EXERCISE:
Could the data below be retyped exactly, without its pictures?

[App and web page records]

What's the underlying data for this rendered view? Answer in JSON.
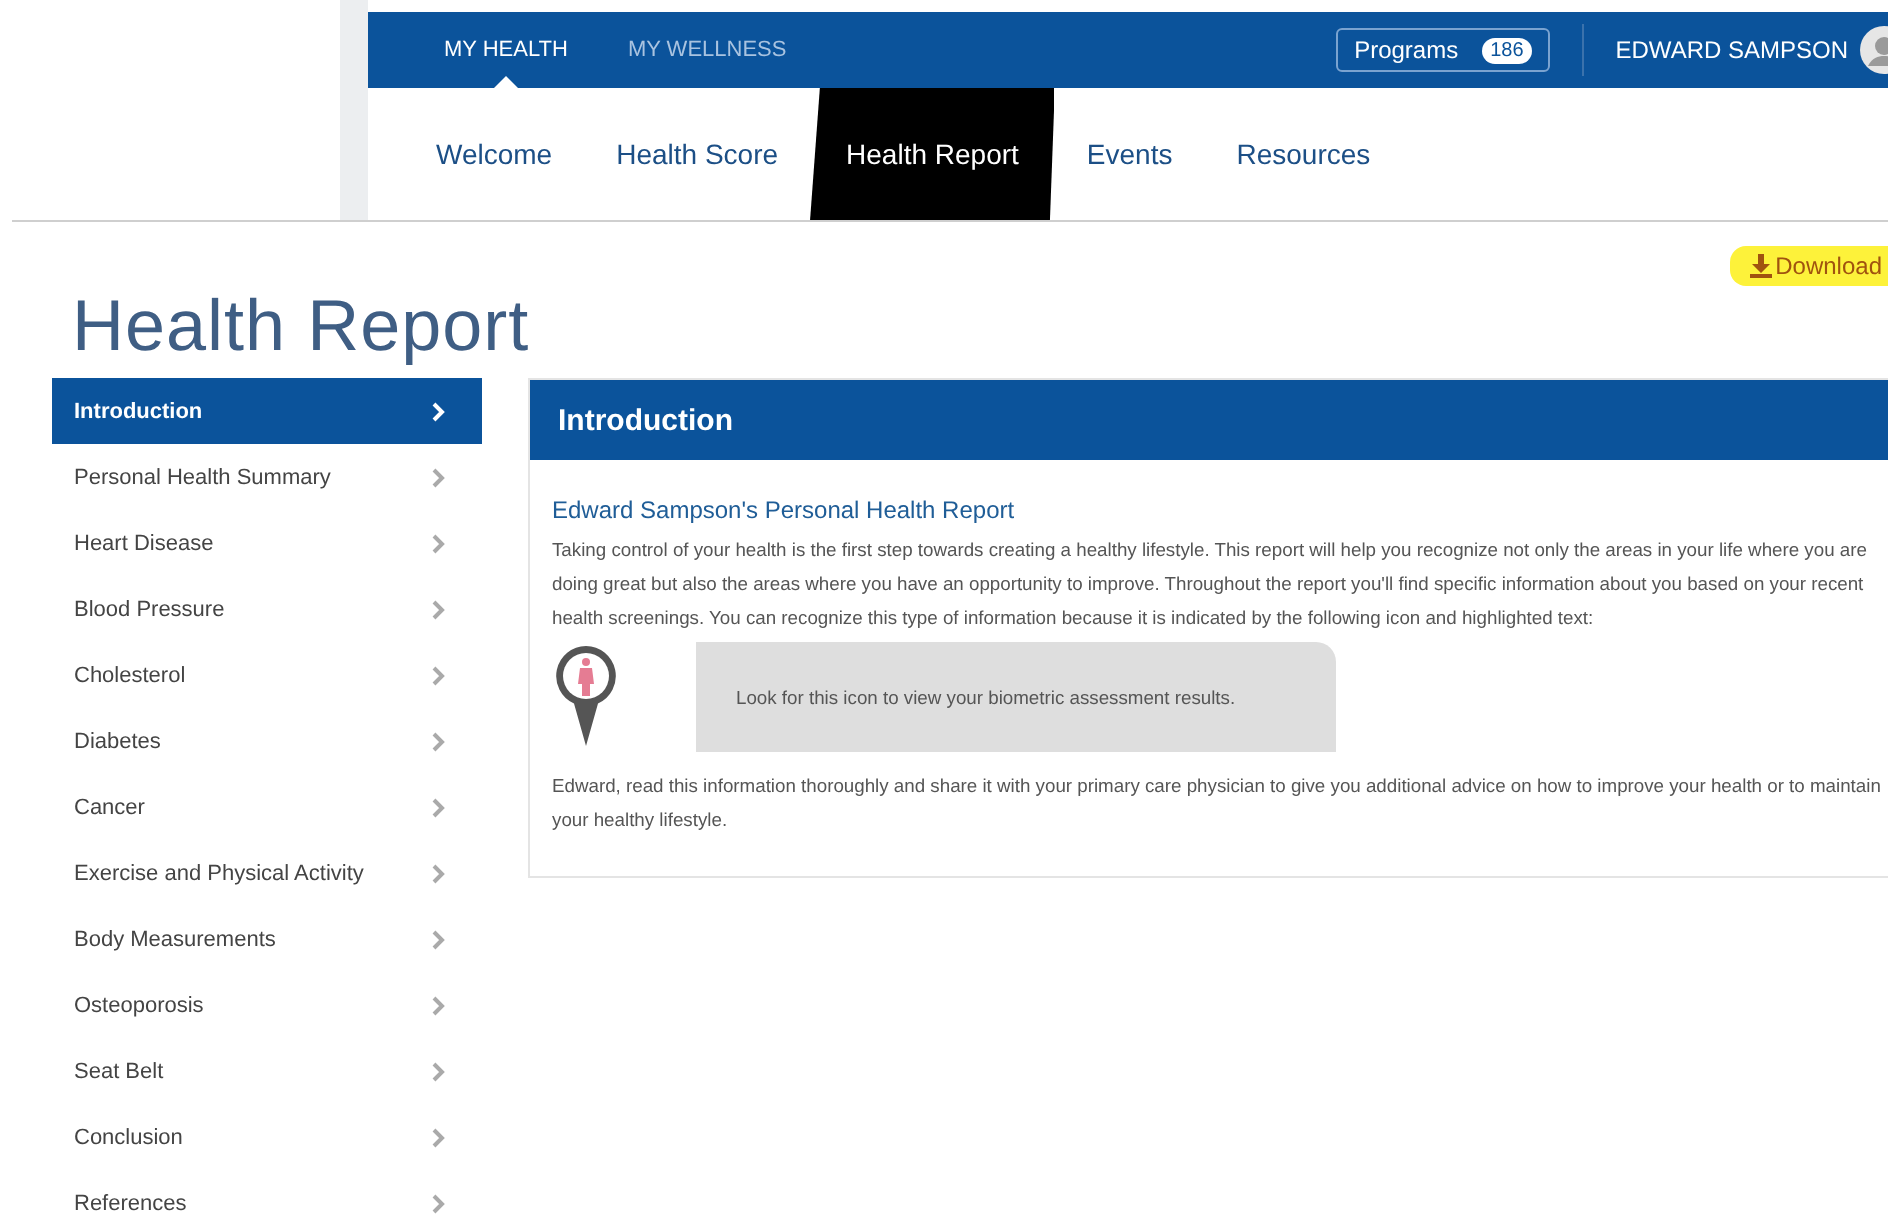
{
  "top_nav": {
    "items": [
      {
        "label": "MY HEALTH",
        "selected": true
      },
      {
        "label": "MY WELLNESS",
        "selected": false
      }
    ],
    "programs": {
      "label": "Programs",
      "count": "186"
    },
    "user": "EDWARD SAMPSON"
  },
  "sub_nav": [
    {
      "label": "Welcome",
      "selected": false
    },
    {
      "label": "Health Score",
      "selected": false
    },
    {
      "label": "Health Report",
      "selected": true
    },
    {
      "label": "Events",
      "selected": false
    },
    {
      "label": "Resources",
      "selected": false
    }
  ],
  "download": "Download",
  "page_title": "Health Report",
  "sidebar": [
    {
      "label": "Introduction",
      "selected": true
    },
    {
      "label": "Personal Health Summary",
      "selected": false
    },
    {
      "label": "Heart Disease",
      "selected": false
    },
    {
      "label": "Blood Pressure",
      "selected": false
    },
    {
      "label": "Cholesterol",
      "selected": false
    },
    {
      "label": "Diabetes",
      "selected": false
    },
    {
      "label": "Cancer",
      "selected": false
    },
    {
      "label": "Exercise and Physical Activity",
      "selected": false
    },
    {
      "label": "Body Measurements",
      "selected": false
    },
    {
      "label": "Osteoporosis",
      "selected": false
    },
    {
      "label": "Seat Belt",
      "selected": false
    },
    {
      "label": "Conclusion",
      "selected": false
    },
    {
      "label": "References",
      "selected": false
    }
  ],
  "panel": {
    "title": "Introduction",
    "heading": "Edward Sampson's Personal Health Report",
    "intro": "Taking control of your health is the first step towards creating a healthy lifestyle. This report will help you recognize not only the areas in your life where you are doing great but also the areas where you have an opportunity to improve. Throughout the report you'll find specific information about you based on your recent health screenings. You can recognize this type of information because it is indicated by the following icon and highlighted text:",
    "callout": "Look for this icon to view your biometric assessment results.",
    "closing": "Edward, read this information thoroughly and share it with your primary care physician to give you additional advice on how to improve your health or to maintain your healthy lifestyle."
  }
}
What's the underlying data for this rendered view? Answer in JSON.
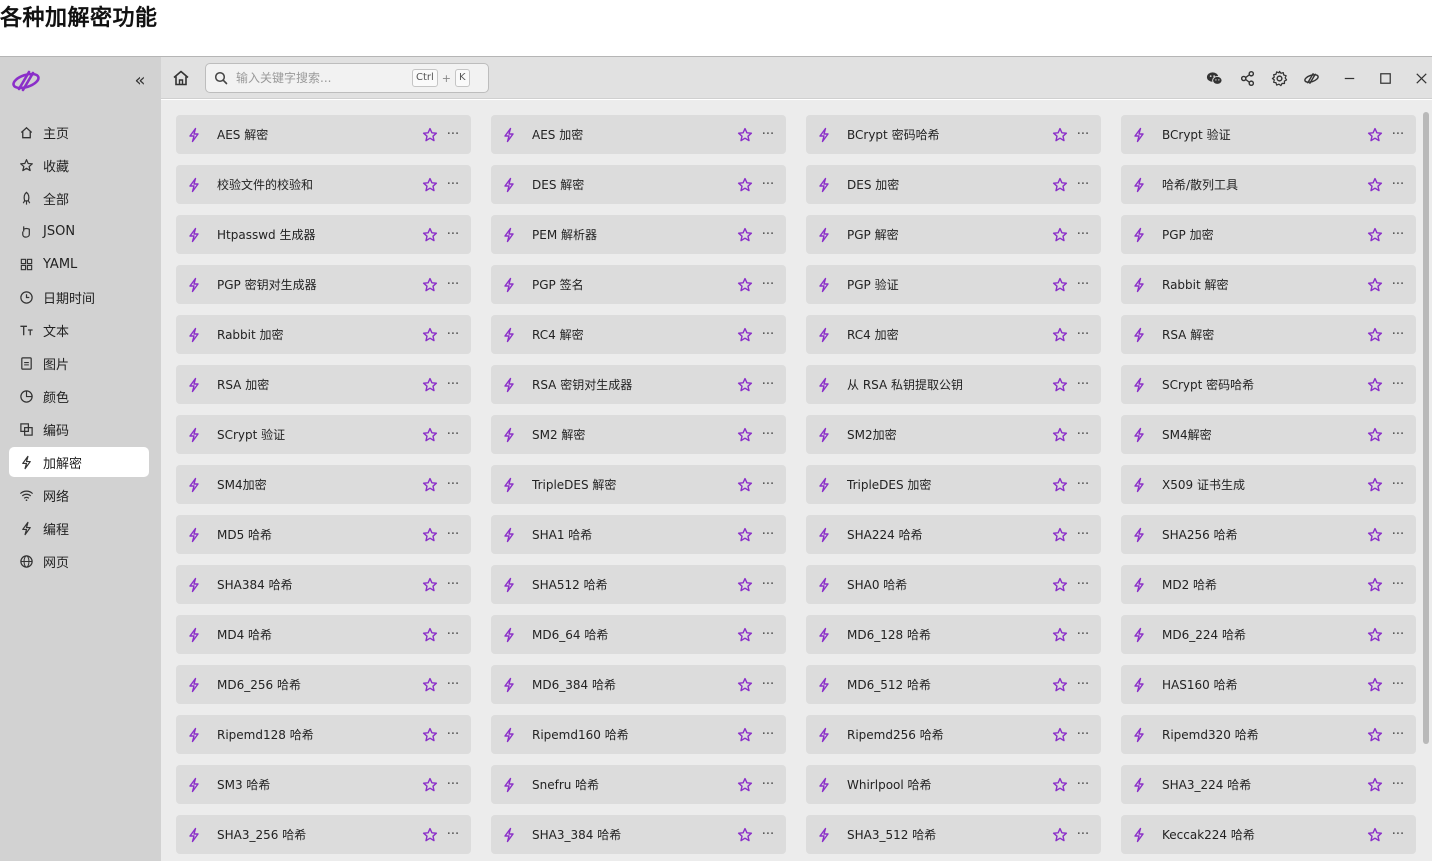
{
  "page": {
    "heading": "各种加解密功能"
  },
  "sidebar": {
    "collapse_label": "«",
    "items": [
      {
        "label": "主页",
        "icon": "home-icon"
      },
      {
        "label": "收藏",
        "icon": "star-icon"
      },
      {
        "label": "全部",
        "icon": "rocket-icon"
      },
      {
        "label": "JSON",
        "icon": "json-icon"
      },
      {
        "label": "YAML",
        "icon": "grid-icon"
      },
      {
        "label": "日期时间",
        "icon": "clock-icon"
      },
      {
        "label": "文本",
        "icon": "text-icon"
      },
      {
        "label": "图片",
        "icon": "image-icon"
      },
      {
        "label": "颜色",
        "icon": "palette-icon"
      },
      {
        "label": "编码",
        "icon": "encoding-icon"
      },
      {
        "label": "加解密",
        "icon": "bolt-icon",
        "active": true
      },
      {
        "label": "网络",
        "icon": "wifi-icon"
      },
      {
        "label": "编程",
        "icon": "bolt-icon"
      },
      {
        "label": "网页",
        "icon": "globe-icon"
      }
    ]
  },
  "toolbar": {
    "search_placeholder": "输入关键字搜索...",
    "shortcut_ctrl": "Ctrl",
    "shortcut_plus": "+",
    "shortcut_key": "K",
    "right_icons": [
      "wechat-icon",
      "share-icon",
      "settings-icon",
      "logo-icon",
      "minimize-icon",
      "maximize-icon",
      "close-icon"
    ]
  },
  "tools": {
    "more_label": "···",
    "items": [
      "AES 解密",
      "AES 加密",
      "BCrypt 密码哈希",
      "BCrypt 验证",
      "校验文件的校验和",
      "DES 解密",
      "DES 加密",
      "哈希/散列工具",
      "Htpasswd 生成器",
      "PEM 解析器",
      "PGP 解密",
      "PGP 加密",
      "PGP 密钥对生成器",
      "PGP 签名",
      "PGP 验证",
      "Rabbit 解密",
      "Rabbit 加密",
      "RC4 解密",
      "RC4 加密",
      "RSA 解密",
      "RSA 加密",
      "RSA 密钥对生成器",
      "从 RSA 私钥提取公钥",
      "SCrypt 密码哈希",
      "SCrypt 验证",
      "SM2 解密",
      "SM2加密",
      "SM4解密",
      "SM4加密",
      "TripleDES 解密",
      "TripleDES 加密",
      "X509 证书生成",
      "MD5 哈希",
      "SHA1 哈希",
      "SHA224 哈希",
      "SHA256 哈希",
      "SHA384 哈希",
      "SHA512 哈希",
      "SHA0 哈希",
      "MD2 哈希",
      "MD4 哈希",
      "MD6_64 哈希",
      "MD6_128 哈希",
      "MD6_224 哈希",
      "MD6_256 哈希",
      "MD6_384 哈希",
      "MD6_512 哈希",
      "HAS160 哈希",
      "Ripemd128 哈希",
      "Ripemd160 哈希",
      "Ripemd256 哈希",
      "Ripemd320 哈希",
      "SM3 哈希",
      "Snefru 哈希",
      "Whirlpool 哈希",
      "SHA3_224 哈希",
      "SHA3_256 哈希",
      "SHA3_384 哈希",
      "SHA3_512 哈希",
      "Keccak224 哈希"
    ]
  },
  "colors": {
    "accent_purple": "#8b2fc9",
    "sidebar_bg": "#d2d2d2",
    "content_bg": "#ececec",
    "card_bg": "#dcdcdc"
  }
}
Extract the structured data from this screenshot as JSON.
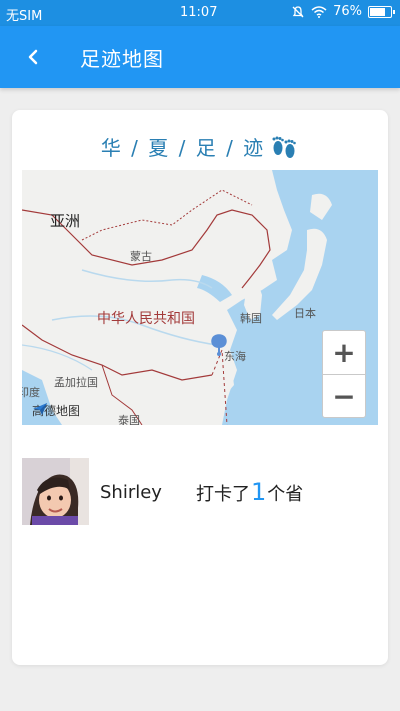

RESULT OF THIS EXERCISE:
What's the underlying data for this rendered view? Answer in JSON.
{
  "top_nav": {
    "items": [
      {
        "label": "MY HEALTH",
        "selected": true
      },
      {
        "label": "MY WELLNESS",
        "selected": false
      }
    ],
    "programs": {
      "label": "Programs",
      "count": "186"
    },
    "user": "EDWARD SAMPSON"
  },
  "sub_nav": [
    {
      "label": "Welcome",
      "selected": false
    },
    {
      "label": "Health Score",
      "selected": false
    },
    {
      "label": "Health Report",
      "selected": true
    },
    {
      "label": "Events",
      "selected": false
    },
    {
      "label": "Resources",
      "selected": false
    }
  ],
  "download": "Download",
  "page_title": "Health Report",
  "sidebar": [
    {
      "label": "Introduction",
      "selected": true
    },
    {
      "label": "Personal Health Summary",
      "selected": false
    },
    {
      "label": "Heart Disease",
      "selected": false
    },
    {
      "label": "Blood Pressure",
      "selected": false
    },
    {
      "label": "Cholesterol",
      "selected": false
    },
    {
      "label": "Diabetes",
      "selected": false
    },
    {
      "label": "Cancer",
      "selected": false
    },
    {
      "label": "Exercise and Physical Activity",
      "selected": false
    },
    {
      "label": "Body Measurements",
      "selected": false
    },
    {
      "label": "Osteoporosis",
      "selected": false
    },
    {
      "label": "Seat Belt",
      "selected": false
    },
    {
      "label": "Conclusion",
      "selected": false
    },
    {
      "label": "References",
      "selected": false
    }
  ],
  "panel": {
    "title": "Introduction",
    "heading": "Edward Sampson's Personal Health Report",
    "intro": "Taking control of your health is the first step towards creating a healthy lifestyle. This report will help you recognize not only the areas in your life where you are doing great but also the areas where you have an opportunity to improve. Throughout the report you'll find specific information about you based on your recent health screenings. You can recognize this type of information because it is indicated by the following icon and highlighted text:",
    "callout": "Look for this icon to view your biometric assessment results.",
    "closing": "Edward, read this information thoroughly and share it with your primary care physician to give you additional advice on how to improve your health or to maintain your healthy lifestyle."
  }
}
What's the underlying data for this rendered view? Answer in JSON.
{
  "page": {
    "heading": "各种加解密功能"
  },
  "sidebar": {
    "collapse_label": "«",
    "items": [
      {
        "label": "主页",
        "icon": "home-icon"
      },
      {
        "label": "收藏",
        "icon": "star-icon"
      },
      {
        "label": "全部",
        "icon": "rocket-icon"
      },
      {
        "label": "JSON",
        "icon": "json-icon"
      },
      {
        "label": "YAML",
        "icon": "grid-icon"
      },
      {
        "label": "日期时间",
        "icon": "clock-icon"
      },
      {
        "label": "文本",
        "icon": "text-icon"
      },
      {
        "label": "图片",
        "icon": "image-icon"
      },
      {
        "label": "颜色",
        "icon": "palette-icon"
      },
      {
        "label": "编码",
        "icon": "encoding-icon"
      },
      {
        "label": "加解密",
        "icon": "bolt-icon",
        "active": true
      },
      {
        "label": "网络",
        "icon": "wifi-icon"
      },
      {
        "label": "编程",
        "icon": "bolt-icon"
      },
      {
        "label": "网页",
        "icon": "globe-icon"
      }
    ]
  },
  "toolbar": {
    "search_placeholder": "输入关键字搜索...",
    "shortcut_ctrl": "Ctrl",
    "shortcut_plus": "+",
    "shortcut_key": "K",
    "right_icons": [
      "wechat-icon",
      "share-icon",
      "settings-icon",
      "logo-icon",
      "minimize-icon",
      "maximize-icon",
      "close-icon"
    ]
  },
  "tools": {
    "more_label": "···",
    "items": [
      "AES 解密",
      "AES 加密",
      "BCrypt 密码哈希",
      "BCrypt 验证",
      "校验文件的校验和",
      "DES 解密",
      "DES 加密",
      "哈希/散列工具",
      "Htpasswd 生成器",
      "PEM 解析器",
      "PGP 解密",
      "PGP 加密",
      "PGP 密钥对生成器",
      "PGP 签名",
      "PGP 验证",
      "Rabbit 解密",
      "Rabbit 加密",
      "RC4 解密",
      "RC4 加密",
      "RSA 解密",
      "RSA 加密",
      "RSA 密钥对生成器",
      "从 RSA 私钥提取公钥",
      "SCrypt 密码哈希",
      "SCrypt 验证",
      "SM2 解密",
      "SM2加密",
      "SM4解密",
      "SM4加密",
      "TripleDES 解密",
      "TripleDES 加密",
      "X509 证书生成",
      "MD5 哈希",
      "SHA1 哈希",
      "SHA224 哈希",
      "SHA256 哈希",
      "SHA384 哈希",
      "SHA512 哈希",
      "SHA0 哈希",
      "MD2 哈希",
      "MD4 哈希",
      "MD6_64 哈希",
      "MD6_128 哈希",
      "MD6_224 哈希",
      "MD6_256 哈希",
      "MD6_384 哈希",
      "MD6_512 哈希",
      "HAS160 哈希",
      "Ripemd128 哈希",
      "Ripemd160 哈希",
      "Ripemd256 哈希",
      "Ripemd320 哈希",
      "SM3 哈希",
      "Snefru 哈希",
      "Whirlpool 哈希",
      "SHA3_224 哈希",
      "SHA3_256 哈希",
      "SHA3_384 哈希",
      "SHA3_512 哈希",
      "Keccak224 哈希"
    ]
  },
  "colors": {
    "accent_purple": "#8b2fc9",
    "sidebar_bg": "#d2d2d2",
    "content_bg": "#ececec",
    "card_bg": "#dcdcdc"
  }
}
Extract the structured data from this screenshot as JSON.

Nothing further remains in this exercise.